5 Lessons We Haven’t Learned Yet from the Theranos Scandal
Theranos will go down as the early 21st century’s biggest healthcare fraud. It is epic on the level of Uber’s toxic culture. Founder and CEO Elizabeth Holms built partnerships with major health behemoths. They raised money for their innovative blood testing device from experienced investors. It was all a sham.
There are plenty of explanations about how this was allowed to happen. The Silicon Valley culture of spin. Investors and customers are not doing their due diligence. The media is overly enamored with tech celebrity CEOs. The Theranos team acted illegally to hide the actual reality.
These are real issues. But, I’d argue they are symptoms of the problem. Here are the five things we should be learning from the Theranos scandal. These items are
5. The healthcare sector is highly problematic. Investors see opportunities for improvement even when the product is dubious … and that might be OK (see lesson 2).
Investors make decisions on many variables including product and leadership. They also look at the market. Is there a need? Does that need translate to a business opportunity? The healthcare opportunity is so vast, and the need so great, investors are (sometimes irrationally) piling in.
This should be a lesson to established players. Theranos is an outlier. There are hundreds of other firms with real products. As they mature, they may replace incumbents.
4. Health innovation journalists celebrate the “BIG.” They should celebrate the process to get to real impactful innovation.
The Silicon Valley ethos is “fail fast.” That’s great. But, our physiology doesn’t change as fast as a news cycle. Healthcare journalists want a big scoop. So they report on big raises, celebrity CEOs, and big companies like Amazon, or Apple.
Healthcare innovation is a slow process even for major companies. It’s likely there are some smaller firms out there that journalists should watch. Otherwise, they may miss a scoop.
3. We need to find a balance between Silicon Valley speed and the real world reality.

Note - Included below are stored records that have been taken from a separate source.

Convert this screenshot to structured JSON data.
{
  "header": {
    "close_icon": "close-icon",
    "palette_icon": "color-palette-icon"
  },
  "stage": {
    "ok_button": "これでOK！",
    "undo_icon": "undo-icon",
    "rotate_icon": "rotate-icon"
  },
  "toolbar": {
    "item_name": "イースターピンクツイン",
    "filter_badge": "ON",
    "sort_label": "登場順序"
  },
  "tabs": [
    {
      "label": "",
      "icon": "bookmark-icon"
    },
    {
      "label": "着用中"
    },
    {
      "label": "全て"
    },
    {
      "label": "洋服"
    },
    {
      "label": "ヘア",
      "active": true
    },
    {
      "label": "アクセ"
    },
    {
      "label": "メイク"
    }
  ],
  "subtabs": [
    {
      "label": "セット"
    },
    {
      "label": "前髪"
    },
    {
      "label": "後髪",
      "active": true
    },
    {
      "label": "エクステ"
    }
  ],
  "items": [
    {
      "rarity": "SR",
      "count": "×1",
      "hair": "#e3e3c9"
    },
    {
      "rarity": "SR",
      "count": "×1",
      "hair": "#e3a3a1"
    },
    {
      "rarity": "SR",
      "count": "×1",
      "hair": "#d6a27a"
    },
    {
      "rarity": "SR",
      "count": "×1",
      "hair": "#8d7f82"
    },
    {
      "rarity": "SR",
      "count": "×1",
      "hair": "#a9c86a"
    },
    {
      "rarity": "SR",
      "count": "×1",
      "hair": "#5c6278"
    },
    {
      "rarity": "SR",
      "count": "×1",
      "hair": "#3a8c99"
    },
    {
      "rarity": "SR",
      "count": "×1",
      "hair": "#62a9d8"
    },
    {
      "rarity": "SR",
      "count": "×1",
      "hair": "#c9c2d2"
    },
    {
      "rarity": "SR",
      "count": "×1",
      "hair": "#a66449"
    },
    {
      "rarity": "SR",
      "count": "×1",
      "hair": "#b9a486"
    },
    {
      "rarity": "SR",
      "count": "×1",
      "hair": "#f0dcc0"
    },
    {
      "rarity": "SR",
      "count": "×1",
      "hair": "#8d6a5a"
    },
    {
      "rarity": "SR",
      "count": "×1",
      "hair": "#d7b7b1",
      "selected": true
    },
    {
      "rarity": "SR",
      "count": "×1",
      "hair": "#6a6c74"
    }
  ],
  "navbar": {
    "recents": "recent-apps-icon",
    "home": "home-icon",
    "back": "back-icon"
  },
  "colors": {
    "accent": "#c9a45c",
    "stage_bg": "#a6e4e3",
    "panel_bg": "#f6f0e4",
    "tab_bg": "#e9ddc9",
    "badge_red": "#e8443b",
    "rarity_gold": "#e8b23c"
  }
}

Likewise changes in our bodies our health (and the systems to support them) don’t change with the speed of a modern business cycle. Investors need to understand healthcare startups won’t go to scale at the same rate as a social media startup. CEOs (me included) have at times felt unreasonable pressure to make a number. That pressure can backfire.
2. Setting lofty expectations isn’t a crime. Creating excitement isn’t a crime. Lying and misleading is.
Innovation is an absolute necessity in healthcare. Convincing others you’re working on the right solution is a significant success metric. Transactions and deals can take years. Innovators have got to keep the momentum to make continuous improvements to highly complex solutions.
However, the key here is “working on.” Anyone presenting a “done” solution in healthcare is doing one of two things. One, focusing on to narrow a problem. Or, two, lying.
1. We don’t have a cost-effective way to validate health claims (until ProofPilot).
No VC would fund an e-commerce or enterprise service app without the vital metric: Sales. However, when your purpose is a health outcome or health diagnosis, money in and money out isn’t the whole story. Clinical trials are considered the gold standard to validate health claims. However, they aren’t practical for iterative decision-making every day in innovation. So we make decisions based on hunches, anecdote or whoever speaks the loudest.
We designed ProofPilot to reduce the fear of the failed trial. Trials should be a tool for (responsible) product development. Any pilot program should be a candidate for a trial. Any VC should demand to see the results of repeated trials in the same way they do financial results.